*Data records*
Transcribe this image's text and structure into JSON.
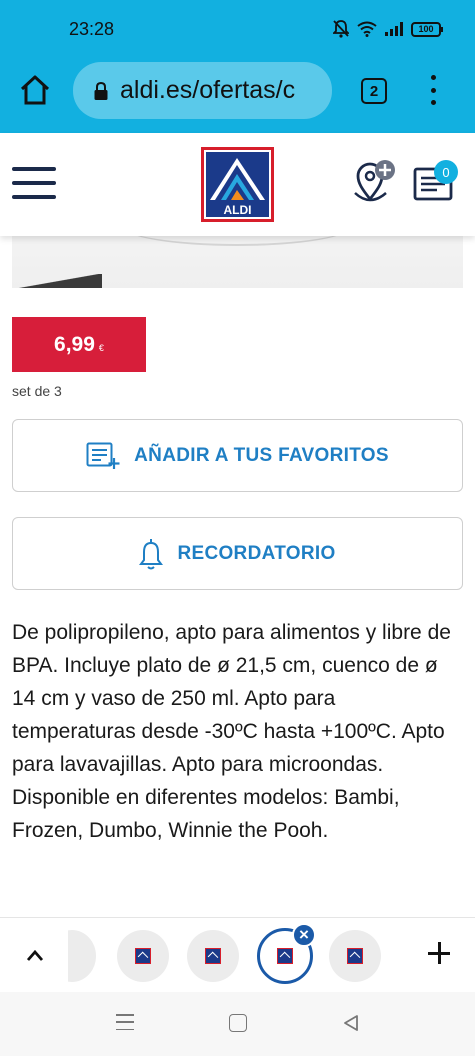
{
  "status_bar": {
    "time": "23:28",
    "battery": "100",
    "icons": [
      "mute-icon",
      "wifi-icon",
      "signal-icon",
      "battery-icon"
    ]
  },
  "browser": {
    "url": "aldi.es/ofertas/c",
    "tab_count": "2",
    "colors": {
      "toolbar": "#12b0e0",
      "url_bar": "#5ac9ea"
    }
  },
  "site_header": {
    "logo_text": "ALDI",
    "list_badge_count": "0",
    "icons": [
      "hamburger-menu-icon",
      "store-locator-icon",
      "shopping-list-icon"
    ]
  },
  "product": {
    "price": "6,99",
    "currency": "€",
    "unit": "set de 3",
    "price_color": "#d71e3a"
  },
  "actions": {
    "favorites_label": "AÑADIR A TUS FAVORITOS",
    "reminder_label": "RECORDATORIO",
    "accent_color": "#1f7fc4"
  },
  "description": "De polipropileno, apto para alimentos y libre de BPA. Incluye plato de ø 21,5 cm, cuenco de ø 14 cm y vaso de 250 ml. Apto para temperaturas desde -30ºC hasta +100ºC. Apto para lavavajillas. Apto para microondas. Disponible en diferentes modelos: Bambi, Frozen, Dumbo, Winnie the Pooh.",
  "recently_viewed": {
    "close_glyph": "×"
  }
}
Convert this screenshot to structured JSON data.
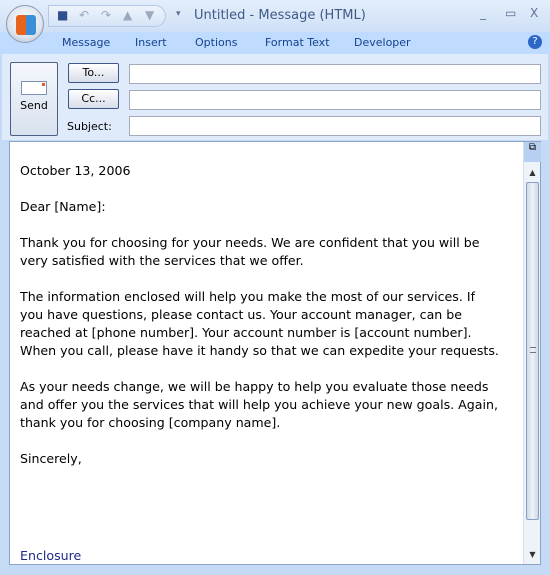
{
  "window": {
    "title": "Untitled - Message (HTML)",
    "minimize": "_",
    "maximize": "▭",
    "close": "X"
  },
  "ribbon": {
    "tabs": [
      "Message",
      "Insert",
      "Options",
      "Format Text",
      "Developer"
    ],
    "help": "?"
  },
  "header": {
    "send_label": "Send",
    "to_label": "To...",
    "cc_label": "Cc...",
    "subject_label": "Subject:",
    "to_value": "",
    "cc_value": "",
    "subject_value": ""
  },
  "body": {
    "paragraphs": [
      "October 13, 2006",
      "Dear [Name]:",
      "Thank you for choosing for your needs. We are confident that you will be very satisfied with the services that we offer.",
      "The information enclosed will help you make the most of our services. If you have questions, please contact us. Your account manager, can be reached at [phone number]. Your account number is [account number]. When you call, please have it handy so that we can expedite your requests.",
      "As your needs change, we will be happy to help you evaluate those needs and offer you the services that will help you achieve your new goals. Again, thank you for choosing [company name].",
      "Sincerely,"
    ],
    "enclosure": "Enclosure"
  }
}
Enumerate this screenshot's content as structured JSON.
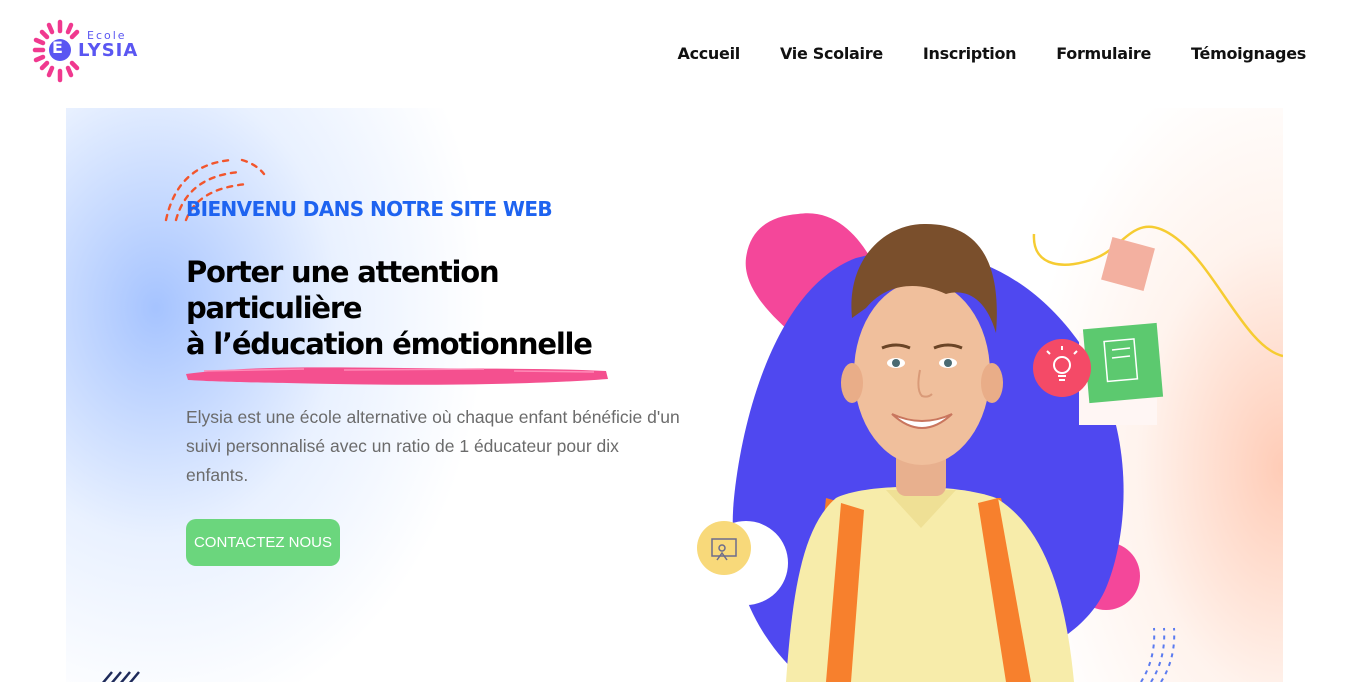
{
  "brand": {
    "small": "Ecole",
    "initial": "E",
    "rest": "LYSIA",
    "colors": {
      "primary": "#5a56f2",
      "accent": "#f0398f"
    }
  },
  "nav": {
    "items": [
      {
        "label": "Accueil"
      },
      {
        "label": "Vie Scolaire"
      },
      {
        "label": "Inscription"
      },
      {
        "label": "Formulaire"
      },
      {
        "label": "Témoignages"
      }
    ]
  },
  "hero": {
    "eyebrow": "BIENVENU DANS NOTRE SITE WEB",
    "headline": {
      "line1": "Porter une attention",
      "line2": "particulière",
      "line3": "à l’éducation émotionnelle"
    },
    "description": "Elysia est une école alternative où chaque enfant bénéficie d'un suivi personnalisé avec un ratio de 1 éducateur pour dix enfants.",
    "cta_label": "CONTACTEZ NOUS",
    "colors": {
      "eyebrow": "#1e63f0",
      "brush": "#f4508f",
      "cta": "#6bd67d",
      "blob_pink": "#f4479a",
      "blob_blue": "#4f48f0"
    },
    "icons": [
      "lightbulb-icon",
      "presentation-icon",
      "notebook-icon"
    ]
  }
}
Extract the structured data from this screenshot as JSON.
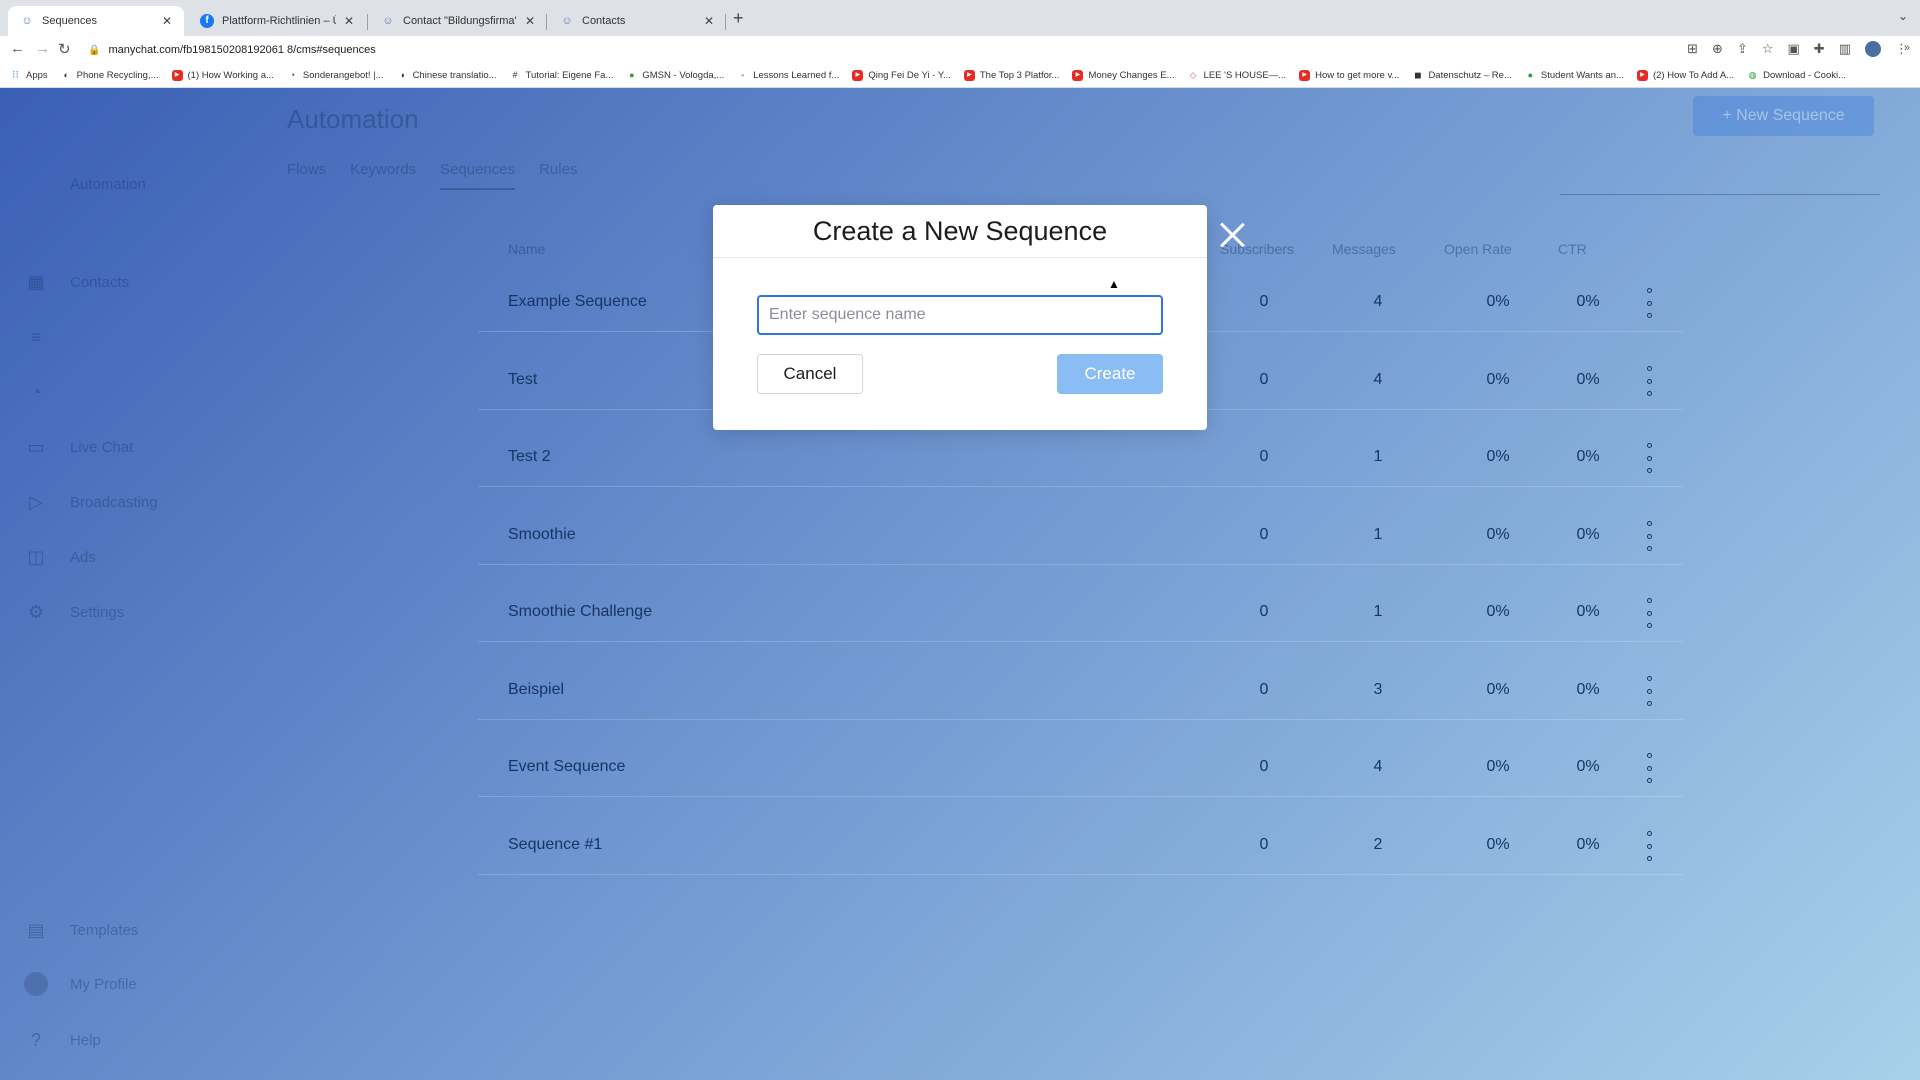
{
  "browser": {
    "tabs": [
      {
        "title": "Sequences",
        "icon": "manychat-icon",
        "active": true
      },
      {
        "title": "Plattform-Richtlinien – Übersicht",
        "icon": "facebook-icon",
        "active": false
      },
      {
        "title": "Contact \"Bildungsfirma\" through",
        "icon": "manychat-icon",
        "active": false
      },
      {
        "title": "Contacts",
        "icon": "manychat-icon",
        "active": false
      }
    ],
    "url": "manychat.com/fb198150208192061 8/cms#sequences",
    "bookmarks": [
      {
        "label": "Apps",
        "icon": "apps-grid-icon"
      },
      {
        "label": "Phone Recycling,...",
        "icon": "globe-icon"
      },
      {
        "label": "(1) How Working a...",
        "icon": "youtube-icon"
      },
      {
        "label": "Sonderangebot! |...",
        "icon": "globe-icon"
      },
      {
        "label": "Chinese translatio...",
        "icon": "globe-icon"
      },
      {
        "label": "Tutorial: Eigene Fa...",
        "icon": "hashtag-icon"
      },
      {
        "label": "GMSN - Vologda,...",
        "icon": "globe-icon"
      },
      {
        "label": "Lessons Learned f...",
        "icon": "globe-icon"
      },
      {
        "label": "Qing Fei De Yi - Y...",
        "icon": "youtube-icon"
      },
      {
        "label": "The Top 3 Platfor...",
        "icon": "youtube-icon"
      },
      {
        "label": "Money Changes E...",
        "icon": "youtube-icon"
      },
      {
        "label": "LEE 'S HOUSE—...",
        "icon": "airbnb-icon"
      },
      {
        "label": "How to get more v...",
        "icon": "youtube-icon"
      },
      {
        "label": "Datenschutz – Re...",
        "icon": "globe-icon"
      },
      {
        "label": "Student Wants an...",
        "icon": "globe-icon"
      },
      {
        "label": "(2) How To Add A...",
        "icon": "youtube-icon"
      },
      {
        "label": "Download - Cooki...",
        "icon": "globe-icon"
      }
    ]
  },
  "page": {
    "title": "Automation",
    "subtabs": [
      "Flows",
      "Keywords",
      "Sequences",
      "Rules"
    ],
    "active_subtab": "Sequences",
    "new_sequence_label": "+ New Sequence",
    "sidebar": {
      "top": [
        "Automation",
        "Contacts",
        "Live Chat",
        "Broadcasting",
        "Ads",
        "Settings"
      ],
      "top_icons": [
        "automation-icon",
        "contacts-icon",
        "growth-icon",
        "chat-icon",
        "broadcast-icon",
        "ads-icon",
        "gear-icon"
      ],
      "bottom": [
        {
          "label": "Templates",
          "icon": "templates-icon"
        },
        {
          "label": "My Profile",
          "icon": "avatar-icon"
        },
        {
          "label": "Help",
          "icon": "help-icon"
        }
      ]
    },
    "table": {
      "columns": {
        "name": "Name",
        "subscribers": "Subscribers",
        "messages": "Messages",
        "open_rate": "Open Rate",
        "ctr": "CTR"
      },
      "rows": [
        {
          "name": "Example Sequence",
          "subscribers": "0",
          "messages": "4",
          "open_rate": "0%",
          "ctr": "0%"
        },
        {
          "name": "Test",
          "subscribers": "0",
          "messages": "4",
          "open_rate": "0%",
          "ctr": "0%"
        },
        {
          "name": "Test 2",
          "subscribers": "0",
          "messages": "1",
          "open_rate": "0%",
          "ctr": "0%"
        },
        {
          "name": "Smoothie",
          "subscribers": "0",
          "messages": "1",
          "open_rate": "0%",
          "ctr": "0%"
        },
        {
          "name": "Smoothie Challenge",
          "subscribers": "0",
          "messages": "1",
          "open_rate": "0%",
          "ctr": "0%"
        },
        {
          "name": "Beispiel",
          "subscribers": "0",
          "messages": "3",
          "open_rate": "0%",
          "ctr": "0%"
        },
        {
          "name": "Event Sequence",
          "subscribers": "0",
          "messages": "4",
          "open_rate": "0%",
          "ctr": "0%"
        },
        {
          "name": "Sequence #1",
          "subscribers": "0",
          "messages": "2",
          "open_rate": "0%",
          "ctr": "0%"
        }
      ]
    }
  },
  "modal": {
    "title": "Create a New Sequence",
    "input_placeholder": "Enter sequence name",
    "input_value": "",
    "cancel_label": "Cancel",
    "create_label": "Create"
  },
  "colors": {
    "accent": "#2f74e0",
    "create_disabled": "#89bdf3",
    "backdrop_from": "#3a5fb5",
    "backdrop_to": "#a7d0ea"
  }
}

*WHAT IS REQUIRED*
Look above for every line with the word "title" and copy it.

*OUTPUT BELOW*
    "title": "Untitled - Message (HTML)",
        "title": "Sequences",
        "title": "Plattform-Richtlinien – Übersicht",
        "title": "Contact \"Bildungsfirma\" through",
        "title": "Contacts",
    "title": "Automation",
    "title": "Create a New Sequence",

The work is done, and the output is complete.